The FreeBSD installer probably did not set it up correctly. (The Solus installer also did that when I last tested Solus).

The file “\EFI\Boot\bootx64.efi” in the EFI partition of that disk is the boot file. If you want to, you could copy that, and any other files in that directory, to a new directory, say “\EFI\freebsd” in that same EFI partition. Maybe rename it to “freebsd.efi” instead of “bootx64.efi”. And then use “efibootmgr -c” to create a new boot entry.

The man pages for “efibootmgr” are okay – sort of. But a little googling around will give you better guides for creating a new boot entry.

(add with edit): In the case with Solus, there was already a separate directory with the boot files. All I needed to do was add a named entry using “efibootmgr”. Maybe that’s also the case on your system.

Your answer was incredibly helpful, so thank you! :slight_smile: Thanks to it now I also have a way of creating a bootloader for FreeBSD even when I accidentally deleted it (e.g. with efibootmgr or silly stuff up, like one I just had with Fedora Rawhide which wiped all UEFI entries). After that Rawhide snaffoo I also had a hard time re-generating GRUB bootloaders for my Linux distros, as merely running:
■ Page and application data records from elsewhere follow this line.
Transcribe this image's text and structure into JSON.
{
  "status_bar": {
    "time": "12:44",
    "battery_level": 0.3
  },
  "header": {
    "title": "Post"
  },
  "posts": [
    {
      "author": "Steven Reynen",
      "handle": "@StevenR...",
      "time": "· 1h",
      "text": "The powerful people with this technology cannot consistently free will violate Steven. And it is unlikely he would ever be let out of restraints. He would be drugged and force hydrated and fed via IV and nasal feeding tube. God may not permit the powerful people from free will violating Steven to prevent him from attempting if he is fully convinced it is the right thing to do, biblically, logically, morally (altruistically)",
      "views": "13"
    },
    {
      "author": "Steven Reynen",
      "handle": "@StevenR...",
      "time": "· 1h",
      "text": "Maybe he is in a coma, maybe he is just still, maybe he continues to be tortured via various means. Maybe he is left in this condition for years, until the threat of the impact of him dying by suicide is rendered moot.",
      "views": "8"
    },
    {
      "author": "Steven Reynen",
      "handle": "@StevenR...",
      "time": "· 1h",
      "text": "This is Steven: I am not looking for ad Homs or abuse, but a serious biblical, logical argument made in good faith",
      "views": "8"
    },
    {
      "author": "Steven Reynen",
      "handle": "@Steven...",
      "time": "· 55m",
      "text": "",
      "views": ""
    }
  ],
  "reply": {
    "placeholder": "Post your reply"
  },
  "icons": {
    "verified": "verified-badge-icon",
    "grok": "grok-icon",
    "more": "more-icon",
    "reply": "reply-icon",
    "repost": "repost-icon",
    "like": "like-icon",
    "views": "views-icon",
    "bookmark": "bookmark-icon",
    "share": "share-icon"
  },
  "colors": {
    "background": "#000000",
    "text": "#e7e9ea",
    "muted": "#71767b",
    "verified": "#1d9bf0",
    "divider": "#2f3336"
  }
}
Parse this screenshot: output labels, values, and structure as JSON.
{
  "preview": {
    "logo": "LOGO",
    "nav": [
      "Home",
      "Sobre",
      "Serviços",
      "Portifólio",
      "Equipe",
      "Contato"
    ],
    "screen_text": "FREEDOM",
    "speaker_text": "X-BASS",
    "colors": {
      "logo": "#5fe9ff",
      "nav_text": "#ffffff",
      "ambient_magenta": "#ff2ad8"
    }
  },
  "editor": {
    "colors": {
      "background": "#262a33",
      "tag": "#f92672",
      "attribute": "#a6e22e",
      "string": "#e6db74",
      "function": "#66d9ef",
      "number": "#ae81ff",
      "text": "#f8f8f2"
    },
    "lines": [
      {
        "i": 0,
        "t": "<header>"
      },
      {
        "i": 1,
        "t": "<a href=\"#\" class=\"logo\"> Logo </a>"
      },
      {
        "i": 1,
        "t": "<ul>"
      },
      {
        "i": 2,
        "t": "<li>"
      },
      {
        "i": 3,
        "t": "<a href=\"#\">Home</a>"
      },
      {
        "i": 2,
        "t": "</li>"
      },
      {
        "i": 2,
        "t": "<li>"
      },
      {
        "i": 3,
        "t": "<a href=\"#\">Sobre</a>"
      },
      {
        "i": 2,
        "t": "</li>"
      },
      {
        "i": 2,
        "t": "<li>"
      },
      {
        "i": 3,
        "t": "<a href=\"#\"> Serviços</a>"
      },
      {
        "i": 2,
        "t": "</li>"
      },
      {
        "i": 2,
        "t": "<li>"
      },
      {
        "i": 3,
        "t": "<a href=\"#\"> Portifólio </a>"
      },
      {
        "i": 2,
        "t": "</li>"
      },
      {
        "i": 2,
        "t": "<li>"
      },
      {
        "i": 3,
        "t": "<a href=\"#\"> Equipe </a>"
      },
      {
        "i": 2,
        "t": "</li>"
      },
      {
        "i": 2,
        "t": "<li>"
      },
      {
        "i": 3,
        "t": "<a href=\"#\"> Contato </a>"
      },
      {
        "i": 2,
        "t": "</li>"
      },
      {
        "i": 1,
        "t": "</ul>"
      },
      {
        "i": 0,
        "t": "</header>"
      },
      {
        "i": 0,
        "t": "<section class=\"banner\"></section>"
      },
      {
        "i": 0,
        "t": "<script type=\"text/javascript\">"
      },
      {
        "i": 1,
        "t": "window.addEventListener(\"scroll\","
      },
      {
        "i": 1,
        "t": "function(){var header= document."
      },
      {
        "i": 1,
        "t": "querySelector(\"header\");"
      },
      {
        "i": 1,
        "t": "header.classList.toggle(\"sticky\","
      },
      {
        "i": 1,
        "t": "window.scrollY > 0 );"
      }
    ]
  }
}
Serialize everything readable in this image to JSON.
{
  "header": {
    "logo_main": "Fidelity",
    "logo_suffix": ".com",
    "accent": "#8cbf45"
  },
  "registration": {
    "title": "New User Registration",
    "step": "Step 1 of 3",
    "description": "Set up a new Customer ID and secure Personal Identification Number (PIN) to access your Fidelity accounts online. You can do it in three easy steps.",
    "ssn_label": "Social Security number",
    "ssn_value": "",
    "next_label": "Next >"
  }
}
grub(2)-install --target=x86_64-efi --efi-directory=/boot/efi /dev/sda

from a chroot (with a live USB being the host system) into my installed distros didn’t cut it (changed the contents of /boot/efi, but no new entry in UEFI), even with efivars kernel module loaded. So you’ve saved me a lot of heartache, thanks, I’m going to be bookmarking this thread.

It’s OK we all make mistakes and I do appreciate that you’re trying to help. As for your link, its contents were largely the same as karlmistelberger’s answer, so thank you. :slight_smile:

Thanks also for your comments,nrickert, although after these good folks provided me some first-class answers I was no longer in need for help. I actually had written a reply you posted your comment, but since this fix I’ve been switching between distros, saving my reply in a text file. I copy-pasted this reply into the answer box and pressed “Submit Reply”, but unfortunately I needed to resign in with SUSE (which having to do every reboot is getting irritating) and it didn’t save my reply, hence why ye beat me in replying. :slight_smile:

Given the number of installations you have you might be interested in how I avoid the need to “press F9” described in this forum last month.